### [Work to be completed]
Among the entries that follow, count the lines with the word "name" and report the number by itself.

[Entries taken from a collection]
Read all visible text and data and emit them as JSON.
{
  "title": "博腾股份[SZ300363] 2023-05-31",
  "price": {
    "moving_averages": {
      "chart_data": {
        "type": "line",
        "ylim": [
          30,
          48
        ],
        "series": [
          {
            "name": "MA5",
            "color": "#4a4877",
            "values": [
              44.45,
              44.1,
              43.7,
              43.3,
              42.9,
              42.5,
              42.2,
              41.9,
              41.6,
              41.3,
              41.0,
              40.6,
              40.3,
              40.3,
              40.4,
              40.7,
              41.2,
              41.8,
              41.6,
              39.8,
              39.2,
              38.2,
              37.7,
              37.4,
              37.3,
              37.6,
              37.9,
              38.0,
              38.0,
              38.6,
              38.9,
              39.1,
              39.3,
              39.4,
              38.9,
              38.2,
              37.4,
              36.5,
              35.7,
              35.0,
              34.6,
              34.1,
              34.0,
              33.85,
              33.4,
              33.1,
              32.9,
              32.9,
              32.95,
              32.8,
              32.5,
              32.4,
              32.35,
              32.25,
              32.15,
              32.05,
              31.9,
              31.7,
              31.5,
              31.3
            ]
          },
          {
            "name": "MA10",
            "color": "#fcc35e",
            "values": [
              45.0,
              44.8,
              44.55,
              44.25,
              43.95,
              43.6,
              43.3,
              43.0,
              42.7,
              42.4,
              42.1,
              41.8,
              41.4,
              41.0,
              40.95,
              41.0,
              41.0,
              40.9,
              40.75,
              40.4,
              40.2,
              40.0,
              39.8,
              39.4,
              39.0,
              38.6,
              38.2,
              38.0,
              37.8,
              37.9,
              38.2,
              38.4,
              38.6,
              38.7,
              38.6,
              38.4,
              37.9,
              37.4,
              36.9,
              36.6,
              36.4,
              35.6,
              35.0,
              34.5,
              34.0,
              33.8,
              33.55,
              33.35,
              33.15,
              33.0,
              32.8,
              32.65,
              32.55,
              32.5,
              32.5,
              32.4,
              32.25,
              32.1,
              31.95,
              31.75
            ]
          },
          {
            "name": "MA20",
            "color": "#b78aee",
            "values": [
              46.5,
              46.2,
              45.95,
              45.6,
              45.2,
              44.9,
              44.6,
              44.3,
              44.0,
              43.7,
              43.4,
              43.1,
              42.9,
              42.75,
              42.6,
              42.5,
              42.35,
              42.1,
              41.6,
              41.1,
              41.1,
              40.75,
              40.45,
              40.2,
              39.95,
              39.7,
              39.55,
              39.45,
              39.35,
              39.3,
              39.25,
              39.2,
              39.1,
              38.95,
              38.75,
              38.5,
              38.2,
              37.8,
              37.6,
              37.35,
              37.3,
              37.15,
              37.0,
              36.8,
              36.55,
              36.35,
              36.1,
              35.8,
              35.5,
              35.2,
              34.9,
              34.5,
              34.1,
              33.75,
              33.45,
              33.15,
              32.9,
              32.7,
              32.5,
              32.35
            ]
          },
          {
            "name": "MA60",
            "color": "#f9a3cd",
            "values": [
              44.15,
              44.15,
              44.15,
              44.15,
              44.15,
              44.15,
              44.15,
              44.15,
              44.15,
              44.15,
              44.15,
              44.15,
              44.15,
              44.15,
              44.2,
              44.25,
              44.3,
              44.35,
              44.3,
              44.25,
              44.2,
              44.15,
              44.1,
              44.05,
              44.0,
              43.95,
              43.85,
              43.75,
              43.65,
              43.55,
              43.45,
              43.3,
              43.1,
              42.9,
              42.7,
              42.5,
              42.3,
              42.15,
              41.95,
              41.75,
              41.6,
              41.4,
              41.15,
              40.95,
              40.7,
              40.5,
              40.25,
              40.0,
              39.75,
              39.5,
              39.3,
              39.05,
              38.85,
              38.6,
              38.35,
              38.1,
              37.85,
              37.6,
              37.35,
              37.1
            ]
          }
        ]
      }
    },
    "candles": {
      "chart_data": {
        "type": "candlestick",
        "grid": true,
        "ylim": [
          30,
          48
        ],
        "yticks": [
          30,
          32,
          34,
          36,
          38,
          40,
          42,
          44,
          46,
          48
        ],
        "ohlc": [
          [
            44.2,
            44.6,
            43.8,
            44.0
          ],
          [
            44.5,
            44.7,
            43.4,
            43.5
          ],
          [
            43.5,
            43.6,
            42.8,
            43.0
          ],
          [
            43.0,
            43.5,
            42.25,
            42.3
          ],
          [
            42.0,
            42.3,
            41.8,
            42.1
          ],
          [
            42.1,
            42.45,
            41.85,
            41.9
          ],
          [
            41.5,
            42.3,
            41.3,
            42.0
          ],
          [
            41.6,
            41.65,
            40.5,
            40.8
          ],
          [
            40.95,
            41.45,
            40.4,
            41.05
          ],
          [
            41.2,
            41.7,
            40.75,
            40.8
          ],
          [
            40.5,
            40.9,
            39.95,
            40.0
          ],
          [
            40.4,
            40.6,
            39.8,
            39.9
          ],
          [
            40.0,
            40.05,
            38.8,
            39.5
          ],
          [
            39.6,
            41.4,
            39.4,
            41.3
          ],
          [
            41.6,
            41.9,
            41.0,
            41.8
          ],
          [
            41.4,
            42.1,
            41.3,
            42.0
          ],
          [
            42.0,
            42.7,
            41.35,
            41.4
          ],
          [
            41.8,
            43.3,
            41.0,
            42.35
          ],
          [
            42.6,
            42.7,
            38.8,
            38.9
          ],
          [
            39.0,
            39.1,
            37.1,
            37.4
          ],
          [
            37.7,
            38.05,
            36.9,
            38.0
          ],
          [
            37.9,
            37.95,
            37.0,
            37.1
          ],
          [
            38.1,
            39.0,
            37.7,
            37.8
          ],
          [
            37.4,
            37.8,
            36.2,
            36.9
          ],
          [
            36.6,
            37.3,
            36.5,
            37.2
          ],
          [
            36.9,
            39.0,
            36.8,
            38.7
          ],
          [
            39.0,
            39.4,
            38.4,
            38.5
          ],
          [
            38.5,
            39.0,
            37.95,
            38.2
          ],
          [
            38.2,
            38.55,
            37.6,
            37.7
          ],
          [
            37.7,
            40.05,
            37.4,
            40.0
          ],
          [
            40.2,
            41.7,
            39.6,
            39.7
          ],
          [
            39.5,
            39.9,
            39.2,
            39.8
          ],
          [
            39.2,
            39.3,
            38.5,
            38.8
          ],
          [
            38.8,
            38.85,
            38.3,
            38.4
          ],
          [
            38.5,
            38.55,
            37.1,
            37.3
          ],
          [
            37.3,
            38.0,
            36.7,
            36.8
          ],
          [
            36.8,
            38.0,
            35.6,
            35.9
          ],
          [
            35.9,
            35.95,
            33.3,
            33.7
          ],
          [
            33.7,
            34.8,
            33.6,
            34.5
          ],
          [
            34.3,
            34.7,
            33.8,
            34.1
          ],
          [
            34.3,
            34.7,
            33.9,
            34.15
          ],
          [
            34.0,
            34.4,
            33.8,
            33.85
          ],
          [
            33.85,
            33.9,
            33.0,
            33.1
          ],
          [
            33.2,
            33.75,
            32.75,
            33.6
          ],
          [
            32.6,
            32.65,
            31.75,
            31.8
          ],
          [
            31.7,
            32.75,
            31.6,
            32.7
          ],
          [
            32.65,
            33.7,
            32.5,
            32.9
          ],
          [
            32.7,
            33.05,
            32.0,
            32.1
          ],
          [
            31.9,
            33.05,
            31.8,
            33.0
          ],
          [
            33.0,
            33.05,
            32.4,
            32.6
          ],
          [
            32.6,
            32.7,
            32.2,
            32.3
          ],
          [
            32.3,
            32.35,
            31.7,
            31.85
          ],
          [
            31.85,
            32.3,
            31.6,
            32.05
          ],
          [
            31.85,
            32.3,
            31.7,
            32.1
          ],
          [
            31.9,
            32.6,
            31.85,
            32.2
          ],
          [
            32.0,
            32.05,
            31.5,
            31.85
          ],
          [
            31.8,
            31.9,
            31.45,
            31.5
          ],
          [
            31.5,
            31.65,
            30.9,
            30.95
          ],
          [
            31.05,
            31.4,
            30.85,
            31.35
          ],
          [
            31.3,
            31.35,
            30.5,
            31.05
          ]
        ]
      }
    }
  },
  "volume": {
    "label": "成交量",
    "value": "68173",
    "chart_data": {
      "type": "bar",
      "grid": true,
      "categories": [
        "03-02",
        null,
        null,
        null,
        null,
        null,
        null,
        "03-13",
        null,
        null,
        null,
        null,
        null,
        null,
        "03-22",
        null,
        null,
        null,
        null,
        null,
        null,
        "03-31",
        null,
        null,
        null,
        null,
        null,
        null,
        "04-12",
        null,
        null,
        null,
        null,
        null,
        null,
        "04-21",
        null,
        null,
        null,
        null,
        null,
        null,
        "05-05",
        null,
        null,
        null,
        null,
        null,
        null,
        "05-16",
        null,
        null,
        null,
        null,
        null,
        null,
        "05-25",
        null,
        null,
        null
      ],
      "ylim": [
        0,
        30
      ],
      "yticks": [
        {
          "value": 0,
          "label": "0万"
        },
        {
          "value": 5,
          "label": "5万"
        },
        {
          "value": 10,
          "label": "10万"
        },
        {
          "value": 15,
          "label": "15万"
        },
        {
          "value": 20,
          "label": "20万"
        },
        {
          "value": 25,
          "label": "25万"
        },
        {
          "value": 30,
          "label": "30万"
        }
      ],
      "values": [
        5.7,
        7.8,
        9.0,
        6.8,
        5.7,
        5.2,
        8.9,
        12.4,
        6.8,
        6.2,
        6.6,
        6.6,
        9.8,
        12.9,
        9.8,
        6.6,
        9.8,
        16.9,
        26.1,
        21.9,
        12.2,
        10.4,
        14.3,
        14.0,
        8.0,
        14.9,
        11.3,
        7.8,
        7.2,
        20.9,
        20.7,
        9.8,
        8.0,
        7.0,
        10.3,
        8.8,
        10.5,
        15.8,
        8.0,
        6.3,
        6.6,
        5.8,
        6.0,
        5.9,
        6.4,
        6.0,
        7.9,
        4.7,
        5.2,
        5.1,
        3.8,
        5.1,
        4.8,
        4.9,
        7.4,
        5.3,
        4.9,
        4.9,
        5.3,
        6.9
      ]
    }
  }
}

### [Exercise result]
4